━━ EXERCISE INPUT

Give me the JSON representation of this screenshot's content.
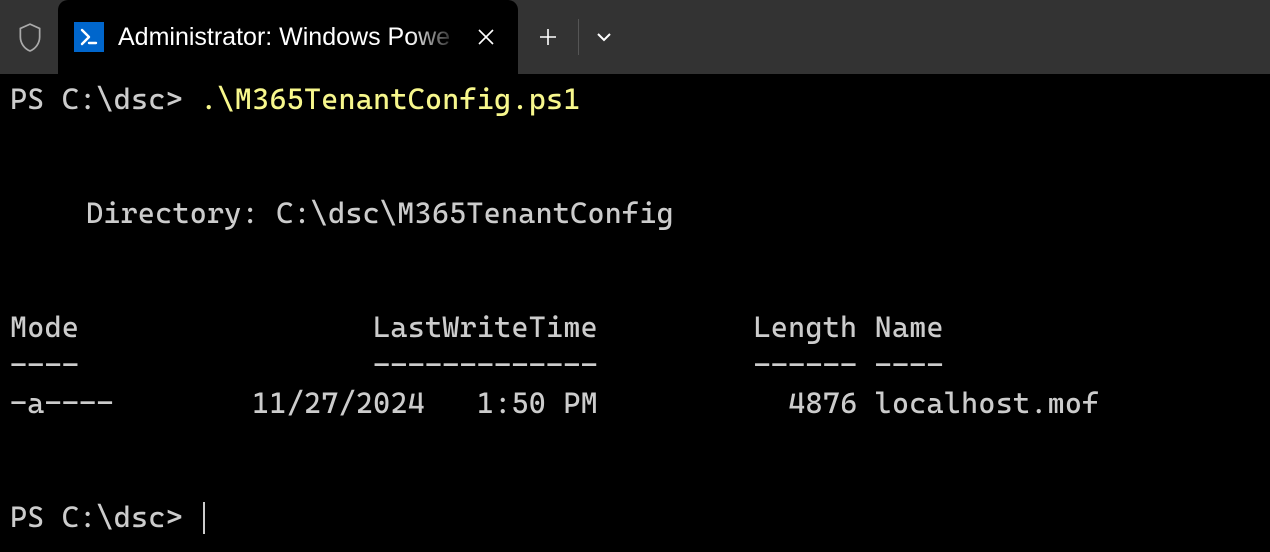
{
  "title_bar": {
    "tab_title": "Administrator: Windows Powe"
  },
  "terminal": {
    "prompt1": "PS C:\\dsc> ",
    "command": ".\\M365TenantConfig.ps1",
    "directory_label": "Directory: ",
    "directory_path": "C:\\dsc\\M365TenantConfig",
    "headers": {
      "mode": "Mode",
      "lastwrite": "LastWriteTime",
      "length": "Length",
      "name": "Name"
    },
    "separators": {
      "mode": "----",
      "lastwrite": "-------------",
      "length": "------",
      "name": "----"
    },
    "row": {
      "mode": "-a----",
      "date": "11/27/2024",
      "time": "1:50 PM",
      "length": "4876",
      "name": "localhost.mof"
    },
    "prompt2": "PS C:\\dsc> "
  }
}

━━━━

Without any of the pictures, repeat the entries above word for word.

SOLUTION
Give me the JSON representation of this screenshot's content.
{
  "title_bar": {
    "tab_title": "Administrator: Windows Powe"
  },
  "terminal": {
    "prompt1": "PS C:\\dsc> ",
    "command": ".\\M365TenantConfig.ps1",
    "directory_label": "Directory: ",
    "directory_path": "C:\\dsc\\M365TenantConfig",
    "headers": {
      "mode": "Mode",
      "lastwrite": "LastWriteTime",
      "length": "Length",
      "name": "Name"
    },
    "separators": {
      "mode": "----",
      "lastwrite": "-------------",
      "length": "------",
      "name": "----"
    },
    "row": {
      "mode": "-a----",
      "date": "11/27/2024",
      "time": "1:50 PM",
      "length": "4876",
      "name": "localhost.mof"
    },
    "prompt2": "PS C:\\dsc> "
  }
}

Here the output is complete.